A Woman is a Woman
I think, in some ways, I am a person with a similar nature to Jean-Luc Godard. Certainly we share a kind of melancholy hopefulness. A detached nature, that longs for connection, but can also push it away. Perhaps that’s why he’s the director I would most credit with opening my eyes to the power of the history of world cinema. It may be cliché, but Breathless absolutely changed my life. It showed me a world of art I had no idea even existed. It showed me there was art in the world I could relate to.
This film has a seemingly very simple story. Angéla is an exotic dancer who is madly in love with her boyfriend Émile. Émile is also madly in love with her. Angéla has decided she wants to have a child, which Émile doesn’t feel ready for. This causes the two of them to engage in endless argument. Émile’s friend Alfred has the hots for Angéla and isn’t shy about letting her know it. The three of them circle each other in a complex dance, mostly failing to really connect. Eventually decisions are made, lives are altered, and things conclude.

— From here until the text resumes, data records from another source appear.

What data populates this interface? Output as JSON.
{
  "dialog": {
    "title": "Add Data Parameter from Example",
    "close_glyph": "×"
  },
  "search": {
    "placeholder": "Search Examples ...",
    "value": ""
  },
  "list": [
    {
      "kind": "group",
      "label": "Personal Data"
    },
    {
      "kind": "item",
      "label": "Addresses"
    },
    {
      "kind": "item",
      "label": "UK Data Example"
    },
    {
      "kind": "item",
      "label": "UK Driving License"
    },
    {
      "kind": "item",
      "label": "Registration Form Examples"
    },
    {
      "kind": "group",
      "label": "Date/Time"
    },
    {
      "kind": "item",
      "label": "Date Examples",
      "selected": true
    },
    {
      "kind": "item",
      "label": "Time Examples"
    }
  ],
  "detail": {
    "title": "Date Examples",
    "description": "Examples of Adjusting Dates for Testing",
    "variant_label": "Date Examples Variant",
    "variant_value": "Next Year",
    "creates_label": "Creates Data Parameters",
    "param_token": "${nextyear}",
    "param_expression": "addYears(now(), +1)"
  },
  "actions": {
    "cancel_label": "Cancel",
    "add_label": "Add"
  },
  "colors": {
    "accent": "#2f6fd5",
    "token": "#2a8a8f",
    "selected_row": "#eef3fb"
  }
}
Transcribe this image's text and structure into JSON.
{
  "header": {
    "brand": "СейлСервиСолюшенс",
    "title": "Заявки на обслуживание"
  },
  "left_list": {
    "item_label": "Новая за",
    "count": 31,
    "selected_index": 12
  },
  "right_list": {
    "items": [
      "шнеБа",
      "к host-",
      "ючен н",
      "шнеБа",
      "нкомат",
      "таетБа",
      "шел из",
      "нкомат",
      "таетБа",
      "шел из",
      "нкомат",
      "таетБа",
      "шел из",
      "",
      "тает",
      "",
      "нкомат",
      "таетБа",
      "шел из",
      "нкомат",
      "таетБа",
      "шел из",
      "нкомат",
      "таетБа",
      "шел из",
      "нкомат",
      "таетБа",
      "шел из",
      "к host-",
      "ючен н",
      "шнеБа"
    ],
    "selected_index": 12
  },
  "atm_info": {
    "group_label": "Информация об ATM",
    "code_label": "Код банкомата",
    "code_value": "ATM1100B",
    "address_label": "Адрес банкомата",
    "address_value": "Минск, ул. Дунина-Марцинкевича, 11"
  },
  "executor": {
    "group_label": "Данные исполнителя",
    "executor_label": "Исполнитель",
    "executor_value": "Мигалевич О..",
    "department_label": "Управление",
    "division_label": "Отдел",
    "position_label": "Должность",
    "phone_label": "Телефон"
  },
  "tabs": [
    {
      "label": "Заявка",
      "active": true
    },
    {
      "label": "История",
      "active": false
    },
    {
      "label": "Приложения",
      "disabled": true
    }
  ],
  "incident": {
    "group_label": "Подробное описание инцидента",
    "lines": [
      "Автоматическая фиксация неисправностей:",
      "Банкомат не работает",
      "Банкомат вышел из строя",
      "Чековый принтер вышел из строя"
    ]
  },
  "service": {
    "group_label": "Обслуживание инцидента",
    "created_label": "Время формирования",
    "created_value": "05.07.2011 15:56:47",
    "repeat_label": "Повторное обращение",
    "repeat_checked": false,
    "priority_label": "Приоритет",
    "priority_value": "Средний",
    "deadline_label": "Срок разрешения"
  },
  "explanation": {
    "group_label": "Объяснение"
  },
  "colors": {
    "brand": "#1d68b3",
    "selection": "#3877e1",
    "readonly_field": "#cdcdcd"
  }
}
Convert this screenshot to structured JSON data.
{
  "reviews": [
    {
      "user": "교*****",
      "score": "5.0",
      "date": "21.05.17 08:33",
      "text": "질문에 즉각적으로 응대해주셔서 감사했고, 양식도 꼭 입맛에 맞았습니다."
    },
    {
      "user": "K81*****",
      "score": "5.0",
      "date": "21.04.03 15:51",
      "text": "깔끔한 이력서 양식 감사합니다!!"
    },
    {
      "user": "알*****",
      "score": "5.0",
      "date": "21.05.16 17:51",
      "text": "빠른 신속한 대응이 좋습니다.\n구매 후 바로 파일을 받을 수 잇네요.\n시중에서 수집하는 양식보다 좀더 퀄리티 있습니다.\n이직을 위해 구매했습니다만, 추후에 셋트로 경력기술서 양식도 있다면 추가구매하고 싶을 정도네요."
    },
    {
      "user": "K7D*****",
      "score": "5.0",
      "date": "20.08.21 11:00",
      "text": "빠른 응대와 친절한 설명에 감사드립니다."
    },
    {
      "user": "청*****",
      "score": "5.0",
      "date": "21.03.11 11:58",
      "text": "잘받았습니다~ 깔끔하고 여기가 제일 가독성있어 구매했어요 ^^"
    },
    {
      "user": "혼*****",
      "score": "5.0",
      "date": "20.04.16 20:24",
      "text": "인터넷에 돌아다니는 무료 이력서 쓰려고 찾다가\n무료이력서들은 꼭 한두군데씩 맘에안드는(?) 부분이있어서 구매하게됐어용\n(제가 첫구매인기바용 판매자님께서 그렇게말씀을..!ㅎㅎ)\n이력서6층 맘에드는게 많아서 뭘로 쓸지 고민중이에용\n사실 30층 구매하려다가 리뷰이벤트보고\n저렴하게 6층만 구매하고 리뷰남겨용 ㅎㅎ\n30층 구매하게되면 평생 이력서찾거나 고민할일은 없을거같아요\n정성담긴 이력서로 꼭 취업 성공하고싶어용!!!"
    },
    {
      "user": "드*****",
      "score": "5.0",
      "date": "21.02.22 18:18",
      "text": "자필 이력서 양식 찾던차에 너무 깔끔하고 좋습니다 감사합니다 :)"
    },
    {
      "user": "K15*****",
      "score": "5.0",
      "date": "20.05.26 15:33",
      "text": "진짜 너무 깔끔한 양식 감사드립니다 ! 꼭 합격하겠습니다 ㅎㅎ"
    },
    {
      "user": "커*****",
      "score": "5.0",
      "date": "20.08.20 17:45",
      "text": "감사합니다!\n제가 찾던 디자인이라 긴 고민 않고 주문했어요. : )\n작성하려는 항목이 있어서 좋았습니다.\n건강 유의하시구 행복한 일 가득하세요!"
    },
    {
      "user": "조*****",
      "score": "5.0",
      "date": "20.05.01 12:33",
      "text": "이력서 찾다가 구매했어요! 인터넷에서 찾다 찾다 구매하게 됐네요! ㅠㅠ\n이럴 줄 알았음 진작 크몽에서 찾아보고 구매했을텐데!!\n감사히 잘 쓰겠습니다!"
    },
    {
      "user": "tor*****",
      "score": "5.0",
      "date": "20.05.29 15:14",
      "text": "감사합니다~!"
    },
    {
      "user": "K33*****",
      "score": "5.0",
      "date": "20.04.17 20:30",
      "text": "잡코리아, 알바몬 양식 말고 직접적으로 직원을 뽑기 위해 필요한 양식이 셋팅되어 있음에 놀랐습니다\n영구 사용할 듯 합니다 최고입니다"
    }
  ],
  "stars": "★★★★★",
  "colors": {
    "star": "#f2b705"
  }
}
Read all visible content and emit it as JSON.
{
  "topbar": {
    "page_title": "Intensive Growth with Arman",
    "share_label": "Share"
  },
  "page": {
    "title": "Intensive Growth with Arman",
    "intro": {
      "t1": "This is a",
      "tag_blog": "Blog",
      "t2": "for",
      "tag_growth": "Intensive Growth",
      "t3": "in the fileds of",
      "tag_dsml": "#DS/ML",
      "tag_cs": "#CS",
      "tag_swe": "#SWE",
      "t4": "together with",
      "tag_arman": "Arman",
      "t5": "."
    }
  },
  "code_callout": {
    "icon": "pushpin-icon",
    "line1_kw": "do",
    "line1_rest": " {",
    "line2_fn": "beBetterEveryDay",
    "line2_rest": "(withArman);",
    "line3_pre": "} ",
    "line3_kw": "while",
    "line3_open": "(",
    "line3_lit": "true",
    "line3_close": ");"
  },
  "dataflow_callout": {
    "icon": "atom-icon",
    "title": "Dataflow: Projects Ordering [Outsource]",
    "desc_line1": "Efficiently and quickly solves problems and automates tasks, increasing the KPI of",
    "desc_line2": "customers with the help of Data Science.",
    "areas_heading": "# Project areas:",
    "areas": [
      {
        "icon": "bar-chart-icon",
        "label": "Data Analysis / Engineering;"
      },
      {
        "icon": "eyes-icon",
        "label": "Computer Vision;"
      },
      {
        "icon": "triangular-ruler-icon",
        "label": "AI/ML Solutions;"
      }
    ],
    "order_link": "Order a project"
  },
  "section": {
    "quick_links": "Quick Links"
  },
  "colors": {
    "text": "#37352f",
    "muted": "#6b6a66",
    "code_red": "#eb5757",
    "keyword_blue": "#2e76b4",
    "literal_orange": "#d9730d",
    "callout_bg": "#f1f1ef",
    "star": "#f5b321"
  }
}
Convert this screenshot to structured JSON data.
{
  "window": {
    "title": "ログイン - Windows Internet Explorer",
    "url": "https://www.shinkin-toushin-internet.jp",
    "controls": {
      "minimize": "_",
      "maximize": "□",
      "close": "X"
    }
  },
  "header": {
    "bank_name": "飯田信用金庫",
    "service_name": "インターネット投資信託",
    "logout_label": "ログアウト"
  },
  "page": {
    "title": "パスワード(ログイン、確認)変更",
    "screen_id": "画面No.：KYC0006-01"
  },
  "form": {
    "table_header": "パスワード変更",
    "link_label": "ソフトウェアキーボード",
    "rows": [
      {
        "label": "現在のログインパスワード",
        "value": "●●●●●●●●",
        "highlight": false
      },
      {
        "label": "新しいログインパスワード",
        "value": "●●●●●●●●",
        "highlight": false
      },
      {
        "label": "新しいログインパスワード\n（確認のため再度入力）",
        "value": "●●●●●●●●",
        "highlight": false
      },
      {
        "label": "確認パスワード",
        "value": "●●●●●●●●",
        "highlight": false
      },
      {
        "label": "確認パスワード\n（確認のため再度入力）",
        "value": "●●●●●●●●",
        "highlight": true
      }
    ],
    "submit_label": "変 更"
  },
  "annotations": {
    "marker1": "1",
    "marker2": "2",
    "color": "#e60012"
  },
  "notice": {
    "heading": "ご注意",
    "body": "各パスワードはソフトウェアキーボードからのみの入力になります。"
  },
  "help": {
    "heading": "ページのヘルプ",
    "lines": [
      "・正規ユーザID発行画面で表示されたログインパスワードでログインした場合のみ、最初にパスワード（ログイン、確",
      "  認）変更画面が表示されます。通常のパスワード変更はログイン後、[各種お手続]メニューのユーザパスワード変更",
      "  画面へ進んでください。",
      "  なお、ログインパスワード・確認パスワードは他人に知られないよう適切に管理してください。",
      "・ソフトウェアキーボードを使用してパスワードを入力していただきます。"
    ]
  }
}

Godard made this film a neorealist musical, a fundamental contradiction in terms. A musical with almost no music, and almost no songs. Instead the characters often seem like they’re about to start singing. They never do though, and their dialog is in no way musical. It works as a deconstruction of the basic form. It evokes the feeling, by drawing on a lot of the individual elements, but without ever combining them into the whole. It’s absolutely brilliant. It plays with traditional cinema forms, rearranging them in fascinating new ways. What’s even more impressive, is it remains entertaining throughout, never over burdened by all its ideas.